The Grandi Navi Veloci the pride of the Italian fleet was scheduled to sail at 10 am. For some reason the passengers were requested to be there for 8:30 am. I can only guess that they wanted a welcoming committee for the ships arrival at 10:30. It departed over two hours later. The only good thing about it was that it didn’t sink. The crossing was calm enough but it still took 10 hours to sail 320 km. Man those things are slow.
As I strapped my bike down to the rusting floor I noticed that my final drive seal was seeping oil. Not much of a problem in the western world but getting parts in Africa might prove a little difficult. I spent the journey trying to track down a garage in Tunis that could help.
There was a chaotic disembarkation the minute the ramp hit the dock. There were heaps of trucks and cars loaded like trucks, their loads piled high on their roofs meters above them. I was luckily enough to be able to squeeze my way to the front and reach the checkpoints in the first few vehicles.
I had to go through passport control and customs. Neither were too bad but it did take an hour of going here and there filling out the forms. I must say the customs guys were very friendly and helpful so it really was a breeze.
I had pre booked a hotel in Tunis and barely made the 12 km trip before reception closed for the night. In fact the guy had been waiting for me to arrive so he could go home.
The next day I went in search of a bike shop that could help me with the repairs. On route I passed a cop on a BMW RT so I pulled him over and asked him where his mechanic was. After five minutes of him trying to explain where it was in French he gave up and told me to follow him. So off we went at speed cruising through red lights. The shop was closed when we got there because it was a public holiday so there was nothing I could do except tackles the repairs myself.
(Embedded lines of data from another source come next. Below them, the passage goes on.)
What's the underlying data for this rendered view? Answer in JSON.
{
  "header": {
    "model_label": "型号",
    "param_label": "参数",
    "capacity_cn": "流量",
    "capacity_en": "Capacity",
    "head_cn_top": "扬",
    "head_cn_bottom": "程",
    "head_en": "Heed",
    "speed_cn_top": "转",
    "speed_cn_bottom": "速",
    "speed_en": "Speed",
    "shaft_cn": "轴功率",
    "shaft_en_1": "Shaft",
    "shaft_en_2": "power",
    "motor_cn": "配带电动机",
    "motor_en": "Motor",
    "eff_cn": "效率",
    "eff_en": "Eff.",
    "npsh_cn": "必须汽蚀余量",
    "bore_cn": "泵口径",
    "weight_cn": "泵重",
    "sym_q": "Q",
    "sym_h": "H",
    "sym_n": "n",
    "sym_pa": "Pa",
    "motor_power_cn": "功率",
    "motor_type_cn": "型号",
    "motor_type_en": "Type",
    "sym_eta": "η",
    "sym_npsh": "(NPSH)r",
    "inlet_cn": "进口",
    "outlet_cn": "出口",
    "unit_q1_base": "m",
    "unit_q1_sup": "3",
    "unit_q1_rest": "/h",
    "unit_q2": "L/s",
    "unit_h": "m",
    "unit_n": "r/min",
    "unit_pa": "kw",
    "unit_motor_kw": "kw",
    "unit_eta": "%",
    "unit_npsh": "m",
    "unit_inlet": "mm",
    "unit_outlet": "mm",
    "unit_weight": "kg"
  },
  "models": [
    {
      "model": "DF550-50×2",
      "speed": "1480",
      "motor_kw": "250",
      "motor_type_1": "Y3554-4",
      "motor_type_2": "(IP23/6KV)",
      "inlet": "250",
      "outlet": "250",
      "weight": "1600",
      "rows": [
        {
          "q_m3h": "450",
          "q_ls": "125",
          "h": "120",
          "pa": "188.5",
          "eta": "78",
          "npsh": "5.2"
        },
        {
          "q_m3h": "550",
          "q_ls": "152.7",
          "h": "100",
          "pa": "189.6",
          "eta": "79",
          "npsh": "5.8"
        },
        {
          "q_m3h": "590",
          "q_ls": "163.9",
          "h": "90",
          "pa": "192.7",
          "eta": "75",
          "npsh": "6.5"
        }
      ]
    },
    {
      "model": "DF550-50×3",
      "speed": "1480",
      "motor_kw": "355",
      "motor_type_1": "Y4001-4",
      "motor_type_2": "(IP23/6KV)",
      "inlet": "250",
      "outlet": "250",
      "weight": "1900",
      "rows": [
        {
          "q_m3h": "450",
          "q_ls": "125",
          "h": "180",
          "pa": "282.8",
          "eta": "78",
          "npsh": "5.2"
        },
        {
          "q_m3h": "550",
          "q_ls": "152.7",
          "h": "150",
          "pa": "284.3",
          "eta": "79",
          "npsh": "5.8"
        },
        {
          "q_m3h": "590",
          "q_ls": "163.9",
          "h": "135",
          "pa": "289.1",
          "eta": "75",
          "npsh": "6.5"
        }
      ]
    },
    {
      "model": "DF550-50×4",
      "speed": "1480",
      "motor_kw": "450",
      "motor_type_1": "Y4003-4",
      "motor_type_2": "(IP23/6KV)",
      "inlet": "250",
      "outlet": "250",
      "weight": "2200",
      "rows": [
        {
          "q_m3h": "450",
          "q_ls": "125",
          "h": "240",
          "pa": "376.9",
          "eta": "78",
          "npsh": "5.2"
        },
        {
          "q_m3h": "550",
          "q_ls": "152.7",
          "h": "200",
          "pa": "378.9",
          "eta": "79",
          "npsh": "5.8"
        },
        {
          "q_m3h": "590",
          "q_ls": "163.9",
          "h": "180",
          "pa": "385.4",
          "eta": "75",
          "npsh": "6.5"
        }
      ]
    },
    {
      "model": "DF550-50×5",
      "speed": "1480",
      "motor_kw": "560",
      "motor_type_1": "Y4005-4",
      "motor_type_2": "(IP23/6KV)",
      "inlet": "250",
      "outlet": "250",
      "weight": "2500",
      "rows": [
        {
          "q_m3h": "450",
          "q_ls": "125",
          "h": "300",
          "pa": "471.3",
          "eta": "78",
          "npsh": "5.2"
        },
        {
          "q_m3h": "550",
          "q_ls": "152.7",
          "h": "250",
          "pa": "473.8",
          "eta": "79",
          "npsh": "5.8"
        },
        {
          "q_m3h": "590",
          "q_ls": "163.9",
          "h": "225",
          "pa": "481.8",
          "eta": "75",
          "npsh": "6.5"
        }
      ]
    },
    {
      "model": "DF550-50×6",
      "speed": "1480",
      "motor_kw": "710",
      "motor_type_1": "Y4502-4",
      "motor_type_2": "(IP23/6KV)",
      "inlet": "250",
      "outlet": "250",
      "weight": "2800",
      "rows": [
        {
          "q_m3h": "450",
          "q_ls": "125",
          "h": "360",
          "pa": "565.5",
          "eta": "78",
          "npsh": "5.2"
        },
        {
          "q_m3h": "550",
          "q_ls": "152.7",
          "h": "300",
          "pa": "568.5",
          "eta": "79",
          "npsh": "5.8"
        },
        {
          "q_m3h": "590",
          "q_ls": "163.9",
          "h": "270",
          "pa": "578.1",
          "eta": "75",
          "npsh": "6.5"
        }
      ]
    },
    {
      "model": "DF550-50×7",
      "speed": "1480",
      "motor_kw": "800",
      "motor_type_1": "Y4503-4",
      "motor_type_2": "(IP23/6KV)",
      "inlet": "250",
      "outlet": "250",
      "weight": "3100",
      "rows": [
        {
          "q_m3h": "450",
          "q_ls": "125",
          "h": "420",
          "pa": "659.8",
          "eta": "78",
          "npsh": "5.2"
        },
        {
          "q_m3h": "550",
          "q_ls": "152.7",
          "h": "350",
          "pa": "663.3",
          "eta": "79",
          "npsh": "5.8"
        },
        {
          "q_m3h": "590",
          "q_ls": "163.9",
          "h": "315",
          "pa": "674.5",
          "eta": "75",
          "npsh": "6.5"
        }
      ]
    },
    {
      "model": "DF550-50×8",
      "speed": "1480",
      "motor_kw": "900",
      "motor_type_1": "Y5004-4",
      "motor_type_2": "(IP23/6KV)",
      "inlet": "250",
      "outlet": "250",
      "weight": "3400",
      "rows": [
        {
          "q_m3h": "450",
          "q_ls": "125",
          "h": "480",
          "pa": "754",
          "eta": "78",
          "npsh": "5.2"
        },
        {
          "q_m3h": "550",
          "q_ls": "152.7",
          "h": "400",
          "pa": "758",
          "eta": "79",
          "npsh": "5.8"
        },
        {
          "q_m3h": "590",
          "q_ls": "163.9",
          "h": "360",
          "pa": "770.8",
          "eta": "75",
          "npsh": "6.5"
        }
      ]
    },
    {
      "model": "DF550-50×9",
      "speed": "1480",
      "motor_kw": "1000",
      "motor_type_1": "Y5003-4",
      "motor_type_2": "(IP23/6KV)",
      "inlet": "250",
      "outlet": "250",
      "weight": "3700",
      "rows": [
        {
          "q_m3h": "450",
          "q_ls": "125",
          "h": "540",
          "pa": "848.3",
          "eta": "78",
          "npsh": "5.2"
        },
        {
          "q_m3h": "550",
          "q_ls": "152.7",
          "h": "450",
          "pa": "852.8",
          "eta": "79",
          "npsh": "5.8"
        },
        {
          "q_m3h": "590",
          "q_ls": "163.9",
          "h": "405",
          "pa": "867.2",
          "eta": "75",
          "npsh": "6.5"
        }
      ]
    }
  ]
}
I managed to get some gear oil, drain and refill the final drive. I then went for a test ride of about 40 km to Cartage to see the Roman ruins. It’s still leaking but at least I knew there’s enough oil in it for a while. The ruins were in ruins, not too much to see.
The next morning was spent going from garage to garage to see if anyone could help but no one was able. I kept getting the same response”go to Motoradd BMW”. No worries but the next one is in Cairo Egypt. I eventually gave up and went and sourced generic parts from a few shops. Thanks Adrian for your advice. My Botch job seems to be working so I just drove on out on to the desert highway and headed south.
I stopped overnight on route in a town called Matamata in the mountains of Tunisia. The people here live in great big holes in the ground. It’s an amazing place. They first dig a hole about 2 stories deep, they vary in dimensions but you get the idea. Then they’ll dig a passageway with steps down to the footing. Afterwards passages are dug into the sides of these holes forming rooms that they use for bedrooms, kitchens, bathrooms etc. On route I stopped to have a look at one of these places an old lad came out and invited me in for some bread and tea. I sat there with him for about an hour while he explained how he built the place. He initially spent 2 years building his home but extended whenever he needed to. The rooms are all carpeted and whitewashed and they remain at nice temperature throughout the year.
The next day I went and explored the nearby town of Matamata. George Lucas also filmed some star wars scenes here back in the day; the giant hole used for the movie is now a hotel and you can spend the night. From here it was off through the mountains, through some magnificent scenery and twisty roads for about 50 km before I was back on the main road and bound for the Libyan border.